Do you want to rock the boat?
Abstract art does many things but it is best at rocking the boat and causing us to see things in a new way. Rocking the boat is an important life skill, and one that highly sensitive people should embrace.
Currently, we are besieged by change. Given the endless activity of novelty and new “trends” you would think that we allow and accept rocking the boat. In reality, we are probably not that open and accepting. Mindless activity is not change. Mindless activity can stop change because it invites shallow activity and serious change requires a deeper commitment of time and attention. Mindless activity is activity for activities sake; it is not purposeful and well thought out.
Another way to limit change is by creating chaos in the form of constant emergencies. Evolutionary psychology points out that the easiest way to stop growth and development is to have a war – which is a form of aggressive chaos. Chaos is limiting because each moment is divorced from the next so that sustained activity becomes impossible. Under chaotic conditions, time and continuity are under siege; in war, people are, too.
The Serious Business Of Rocking The Boat
When you are serious about anything, you have to invest time and energy. Serious intention requires a lot of thinking, experimentation, testing of the waters, mistakes, and creativity. Serious intention means you have to slow down enough to make the necessary investment in what you are trying to accomplish.
Working fast reduces investments of time and energy which creates shallow results. One way to keep people from rocking the boat is to have them fixate on a lot of ever-changing novelty. It keeps people busy and creates illusions of change. The phrase, “The more things change, the more they say the same,” applies to these conditions.
Serious lasting change, then, requires a considerable amount of sustained effort. It has to be well thought out because that is the need for long-term commitment. Chaotic conditions keep people fixated on the short-term.
Rocking the boat is not the same thing as being challenging or provocative. It is relatively easy to be provocative but not easy to take a new idea from conception to reality. That is hard work!
When we deeply rock the boat we are changing ourselves and developing strength. In doing so we are changing relationships and power structures. Not everyone welcomes this.
Rocking The Boat May Mean A Fight
HSPs are natural although often inadvertent boat rockers. Being compassionate and empathetic are two reasons – they are culturally different values. Being creative and energy aware are others because these characteristics are not present in everyone. Our very natures, being different from non-HSPs, cause us to create conflict just by being ourselves. However, it takes more than creating conflict to rock the boat or tip it over – in other words, to create lasting change.
Seriously rocking the boat takes sustained work and focus, something that HSPs may not be good at because of our tendency to be overstimulated and therefore have our attention fragmented. Serious boat rocking also may mean a fight although I mean fight in the sense of constructive engagement. To create any lasting change the old and new engage in a struggle over the merits of their positions and contributions. The necessity for change, the comfort of the old and the dangers of complacency, the skills that we know and the ones we have yet to learn all are weighed as we decide how to move forward into something new.
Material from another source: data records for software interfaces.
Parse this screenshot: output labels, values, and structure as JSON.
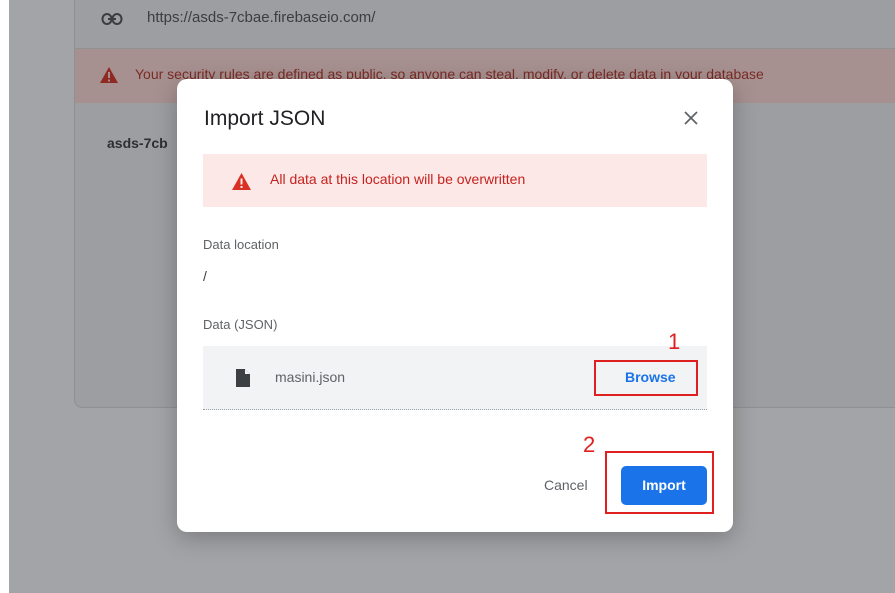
{
  "background": {
    "url": "https://asds-7cbae.firebaseio.com/",
    "security_warning": "Your security rules are defined as public, so anyone can steal, modify, or delete data in your database",
    "db_name": "asds-7cb"
  },
  "modal": {
    "title": "Import JSON",
    "alert": "All data at this location will be overwritten",
    "location_label": "Data location",
    "location_value": "/",
    "json_label": "Data (JSON)",
    "file_name": "masini.json",
    "browse_label": "Browse",
    "cancel_label": "Cancel",
    "import_label": "Import"
  },
  "annotations": {
    "step1": "1",
    "step2": "2"
  },
  "colors": {
    "accent": "#1a73e8",
    "error": "#c5221f",
    "annotation": "#e02020"
  }
}
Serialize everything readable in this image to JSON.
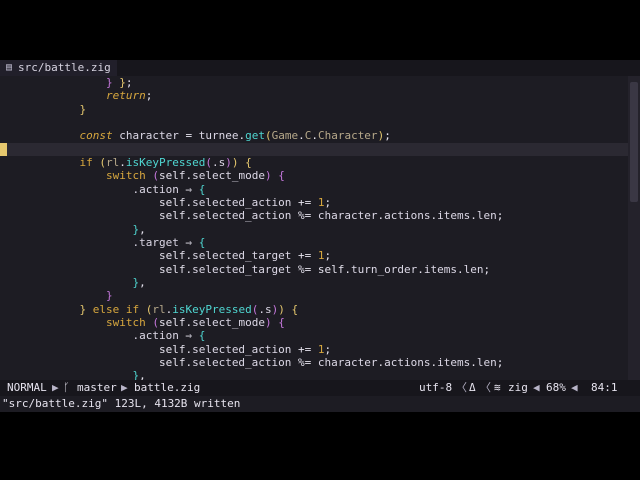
{
  "tab": {
    "icon": "file-icon",
    "filename": "src/battle.zig"
  },
  "code_lines": [
    {
      "segments": [
        {
          "t": "                ",
          "c": ""
        },
        {
          "t": "}",
          "c": "p2"
        },
        {
          "t": " ",
          "c": ""
        },
        {
          "t": "}",
          "c": "p1"
        },
        {
          "t": ";",
          "c": "op"
        }
      ]
    },
    {
      "segments": [
        {
          "t": "                ",
          "c": ""
        },
        {
          "t": "return",
          "c": "kw it"
        },
        {
          "t": ";",
          "c": "op"
        }
      ]
    },
    {
      "segments": [
        {
          "t": "            ",
          "c": ""
        },
        {
          "t": "}",
          "c": "p1"
        }
      ]
    },
    {
      "segments": []
    },
    {
      "segments": [
        {
          "t": "            ",
          "c": ""
        },
        {
          "t": "const",
          "c": "kw it"
        },
        {
          "t": " character ",
          "c": "fld"
        },
        {
          "t": "=",
          "c": "op"
        },
        {
          "t": " turnee",
          "c": "fld"
        },
        {
          "t": ".",
          "c": "op"
        },
        {
          "t": "get",
          "c": "fn"
        },
        {
          "t": "(",
          "c": "p1"
        },
        {
          "t": "Game",
          "c": "tp"
        },
        {
          "t": ".",
          "c": "op"
        },
        {
          "t": "C",
          "c": "tp"
        },
        {
          "t": ".",
          "c": "op"
        },
        {
          "t": "Character",
          "c": "tp"
        },
        {
          "t": ")",
          "c": "p1"
        },
        {
          "t": ";",
          "c": "op"
        }
      ]
    },
    {
      "segments": [],
      "current": true
    },
    {
      "segments": [
        {
          "t": "            ",
          "c": ""
        },
        {
          "t": "if",
          "c": "kw"
        },
        {
          "t": " ",
          "c": ""
        },
        {
          "t": "(",
          "c": "p1"
        },
        {
          "t": "rl",
          "c": "tp"
        },
        {
          "t": ".",
          "c": "op"
        },
        {
          "t": "isKeyPressed",
          "c": "fn"
        },
        {
          "t": "(",
          "c": "p2"
        },
        {
          "t": ".s",
          "c": "fld"
        },
        {
          "t": ")",
          "c": "p2"
        },
        {
          "t": ")",
          "c": "p1"
        },
        {
          "t": " ",
          "c": ""
        },
        {
          "t": "{",
          "c": "p1"
        }
      ]
    },
    {
      "segments": [
        {
          "t": "                ",
          "c": ""
        },
        {
          "t": "switch",
          "c": "kw"
        },
        {
          "t": " ",
          "c": ""
        },
        {
          "t": "(",
          "c": "p2"
        },
        {
          "t": "self",
          "c": "self"
        },
        {
          "t": ".",
          "c": "op"
        },
        {
          "t": "select_mode",
          "c": "fld"
        },
        {
          "t": ")",
          "c": "p2"
        },
        {
          "t": " ",
          "c": ""
        },
        {
          "t": "{",
          "c": "p2"
        }
      ]
    },
    {
      "segments": [
        {
          "t": "                    ",
          "c": ""
        },
        {
          "t": ".action",
          "c": "fld"
        },
        {
          "t": " ⇒ ",
          "c": "op"
        },
        {
          "t": "{",
          "c": "p3"
        }
      ]
    },
    {
      "segments": [
        {
          "t": "                        ",
          "c": ""
        },
        {
          "t": "self",
          "c": "self"
        },
        {
          "t": ".",
          "c": "op"
        },
        {
          "t": "selected_action",
          "c": "fld"
        },
        {
          "t": " += ",
          "c": "op"
        },
        {
          "t": "1",
          "c": "num"
        },
        {
          "t": ";",
          "c": "op"
        }
      ]
    },
    {
      "segments": [
        {
          "t": "                        ",
          "c": ""
        },
        {
          "t": "self",
          "c": "self"
        },
        {
          "t": ".",
          "c": "op"
        },
        {
          "t": "selected_action",
          "c": "fld"
        },
        {
          "t": " %= ",
          "c": "op"
        },
        {
          "t": "character",
          "c": "fld"
        },
        {
          "t": ".",
          "c": "op"
        },
        {
          "t": "actions",
          "c": "fld"
        },
        {
          "t": ".",
          "c": "op"
        },
        {
          "t": "items",
          "c": "fld"
        },
        {
          "t": ".",
          "c": "op"
        },
        {
          "t": "len",
          "c": "fld"
        },
        {
          "t": ";",
          "c": "op"
        }
      ]
    },
    {
      "segments": [
        {
          "t": "                    ",
          "c": ""
        },
        {
          "t": "}",
          "c": "p3"
        },
        {
          "t": ",",
          "c": "op"
        }
      ]
    },
    {
      "segments": [
        {
          "t": "                    ",
          "c": ""
        },
        {
          "t": ".target",
          "c": "fld"
        },
        {
          "t": " ⇒ ",
          "c": "op"
        },
        {
          "t": "{",
          "c": "p3"
        }
      ]
    },
    {
      "segments": [
        {
          "t": "                        ",
          "c": ""
        },
        {
          "t": "self",
          "c": "self"
        },
        {
          "t": ".",
          "c": "op"
        },
        {
          "t": "selected_target",
          "c": "fld"
        },
        {
          "t": " += ",
          "c": "op"
        },
        {
          "t": "1",
          "c": "num"
        },
        {
          "t": ";",
          "c": "op"
        }
      ]
    },
    {
      "segments": [
        {
          "t": "                        ",
          "c": ""
        },
        {
          "t": "self",
          "c": "self"
        },
        {
          "t": ".",
          "c": "op"
        },
        {
          "t": "selected_target",
          "c": "fld"
        },
        {
          "t": " %= ",
          "c": "op"
        },
        {
          "t": "self",
          "c": "self"
        },
        {
          "t": ".",
          "c": "op"
        },
        {
          "t": "turn_order",
          "c": "fld"
        },
        {
          "t": ".",
          "c": "op"
        },
        {
          "t": "items",
          "c": "fld"
        },
        {
          "t": ".",
          "c": "op"
        },
        {
          "t": "len",
          "c": "fld"
        },
        {
          "t": ";",
          "c": "op"
        }
      ]
    },
    {
      "segments": [
        {
          "t": "                    ",
          "c": ""
        },
        {
          "t": "}",
          "c": "p3"
        },
        {
          "t": ",",
          "c": "op"
        }
      ]
    },
    {
      "segments": [
        {
          "t": "                ",
          "c": ""
        },
        {
          "t": "}",
          "c": "p2"
        }
      ]
    },
    {
      "segments": [
        {
          "t": "            ",
          "c": ""
        },
        {
          "t": "}",
          "c": "p1"
        },
        {
          "t": " ",
          "c": ""
        },
        {
          "t": "else",
          "c": "kw"
        },
        {
          "t": " ",
          "c": ""
        },
        {
          "t": "if",
          "c": "kw"
        },
        {
          "t": " ",
          "c": ""
        },
        {
          "t": "(",
          "c": "p1"
        },
        {
          "t": "rl",
          "c": "tp"
        },
        {
          "t": ".",
          "c": "op"
        },
        {
          "t": "isKeyPressed",
          "c": "fn"
        },
        {
          "t": "(",
          "c": "p2"
        },
        {
          "t": ".s",
          "c": "fld"
        },
        {
          "t": ")",
          "c": "p2"
        },
        {
          "t": ")",
          "c": "p1"
        },
        {
          "t": " ",
          "c": ""
        },
        {
          "t": "{",
          "c": "p1"
        }
      ]
    },
    {
      "segments": [
        {
          "t": "                ",
          "c": ""
        },
        {
          "t": "switch",
          "c": "kw"
        },
        {
          "t": " ",
          "c": ""
        },
        {
          "t": "(",
          "c": "p2"
        },
        {
          "t": "self",
          "c": "self"
        },
        {
          "t": ".",
          "c": "op"
        },
        {
          "t": "select_mode",
          "c": "fld"
        },
        {
          "t": ")",
          "c": "p2"
        },
        {
          "t": " ",
          "c": ""
        },
        {
          "t": "{",
          "c": "p2"
        }
      ]
    },
    {
      "segments": [
        {
          "t": "                    ",
          "c": ""
        },
        {
          "t": ".action",
          "c": "fld"
        },
        {
          "t": " ⇒ ",
          "c": "op"
        },
        {
          "t": "{",
          "c": "p3"
        }
      ]
    },
    {
      "segments": [
        {
          "t": "                        ",
          "c": ""
        },
        {
          "t": "self",
          "c": "self"
        },
        {
          "t": ".",
          "c": "op"
        },
        {
          "t": "selected_action",
          "c": "fld"
        },
        {
          "t": " += ",
          "c": "op"
        },
        {
          "t": "1",
          "c": "num"
        },
        {
          "t": ";",
          "c": "op"
        }
      ]
    },
    {
      "segments": [
        {
          "t": "                        ",
          "c": ""
        },
        {
          "t": "self",
          "c": "self"
        },
        {
          "t": ".",
          "c": "op"
        },
        {
          "t": "selected_action",
          "c": "fld"
        },
        {
          "t": " %= ",
          "c": "op"
        },
        {
          "t": "character",
          "c": "fld"
        },
        {
          "t": ".",
          "c": "op"
        },
        {
          "t": "actions",
          "c": "fld"
        },
        {
          "t": ".",
          "c": "op"
        },
        {
          "t": "items",
          "c": "fld"
        },
        {
          "t": ".",
          "c": "op"
        },
        {
          "t": "len",
          "c": "fld"
        },
        {
          "t": ";",
          "c": "op"
        }
      ]
    },
    {
      "segments": [
        {
          "t": "                    ",
          "c": ""
        },
        {
          "t": "}",
          "c": "p3"
        },
        {
          "t": ",",
          "c": "op"
        }
      ]
    }
  ],
  "statusline": {
    "mode": "NORMAL",
    "branch_icon": "git-branch-icon",
    "branch": "master",
    "file": "battle.zig",
    "encoding": "utf-8",
    "fileformat_icon": "delta-icon",
    "filetype_icon": "zig-icon",
    "filetype": "zig",
    "percent": "68%",
    "position": "84:1"
  },
  "cmdline": {
    "message": "\"src/battle.zig\" 123L, 4132B written"
  }
}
It is only in the struggle that the merits can be known, and strengths and weaknesses of anything assessed.
HSPs are good at grappling with the merits but not with the fight. We may be good grapplers but we often do it in private because our grappling may not be welcome. We may also avoid fights because they often seem like a smoke screen or a distraction used to obscure the necessity of change or to hold us back. Fights often seem to be more like resistance to change so we may resist the fight.
HSPs Can Become Great Advocates For Change
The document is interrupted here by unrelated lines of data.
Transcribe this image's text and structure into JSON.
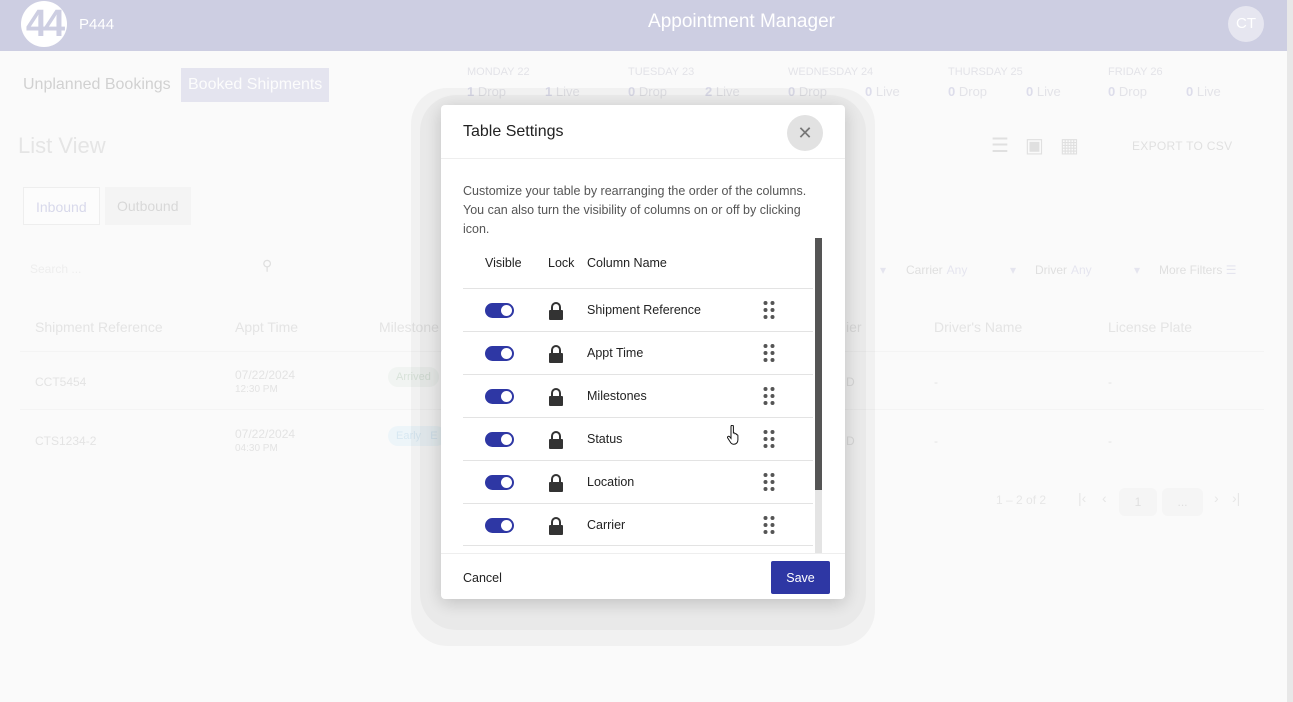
{
  "header": {
    "logo_text": "44",
    "client_code": "P444",
    "app_title": "Appointment Manager",
    "avatar_initials": "CT",
    "bg_color": "#cdcee2"
  },
  "booking_tabs": [
    {
      "label": "Unplanned Bookings",
      "active": false
    },
    {
      "label": "Booked Shipments",
      "active": true
    }
  ],
  "calendar": [
    {
      "day": "MONDAY 22",
      "drop_count": "1",
      "drop_label": "Drop",
      "live_count": "1",
      "live_label": "Live"
    },
    {
      "day": "TUESDAY 23",
      "drop_count": "0",
      "drop_label": "Drop",
      "live_count": "2",
      "live_label": "Live"
    },
    {
      "day": "WEDNESDAY 24",
      "drop_count": "0",
      "drop_label": "Drop",
      "live_count": "0",
      "live_label": "Live"
    },
    {
      "day": "THURSDAY 25",
      "drop_count": "0",
      "drop_label": "Drop",
      "live_count": "0",
      "live_label": "Live"
    },
    {
      "day": "FRIDAY 26",
      "drop_count": "0",
      "drop_label": "Drop",
      "live_count": "0",
      "live_label": "Live"
    }
  ],
  "list_title": "List View",
  "export_label": "EXPORT TO CSV",
  "direction_tabs": [
    {
      "label": "Inbound",
      "active": true
    },
    {
      "label": "Outbound",
      "active": false
    }
  ],
  "search": {
    "placeholder": "Search ..."
  },
  "filters": [
    {
      "label": "Carrier",
      "value": "Any"
    },
    {
      "label": "Driver",
      "value": "Any"
    },
    {
      "label": "More Filters",
      "value": ""
    }
  ],
  "table": {
    "headers": [
      "Shipment Reference",
      "Appt Time",
      "Milestone",
      "ier",
      "Driver's Name",
      "License Plate"
    ],
    "rows": [
      {
        "ref": "CCT5454",
        "date": "07/22/2024",
        "time": "12:30 PM",
        "milestone": "Arrived",
        "carrier": "D",
        "driver": "-",
        "plate": "-"
      },
      {
        "ref": "CTS1234-2",
        "date": "07/22/2024",
        "time": "04:30 PM",
        "milestone": "Early",
        "milestone2": "E",
        "carrier": "D",
        "driver": "-",
        "plate": "-"
      }
    ]
  },
  "pagination": {
    "summary": "1 – 2 of 2",
    "page": "1",
    "page_size": "..."
  },
  "modal": {
    "title": "Table Settings",
    "description": "Customize your table by rearranging the order of the columns. You can also turn the visibility of columns on or off by clicking icon.",
    "col_visible": "Visible",
    "col_lock": "Lock",
    "col_name": "Column Name",
    "rows": [
      {
        "name": "Shipment Reference",
        "visible": true,
        "locked": true
      },
      {
        "name": "Appt Time",
        "visible": true,
        "locked": true
      },
      {
        "name": "Milestones",
        "visible": true,
        "locked": true
      },
      {
        "name": "Status",
        "visible": true,
        "locked": true
      },
      {
        "name": "Location",
        "visible": true,
        "locked": true
      },
      {
        "name": "Carrier",
        "visible": true,
        "locked": true
      }
    ],
    "cancel_label": "Cancel",
    "save_label": "Save",
    "accent": "#2e37a4"
  }
}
Rocking the boat should not be thought of as a reckless activity. You could make the case that the best people to rock the boat and create change are empathetic HSPs. However, we also have to be willing to fight. Fighting does not have to be fighting against, which is often how we think of it. Fighting can be the activity of bringing our hearts to a conflict. It can be a form of open-hearted grappling with the factors involved in the need for change.
Bringing our hearts, sensitivity, creativity and seriousness to change gives HSPs the potential to be great agents of change. We need change and we need HSPs to embrace it and become part of leading it.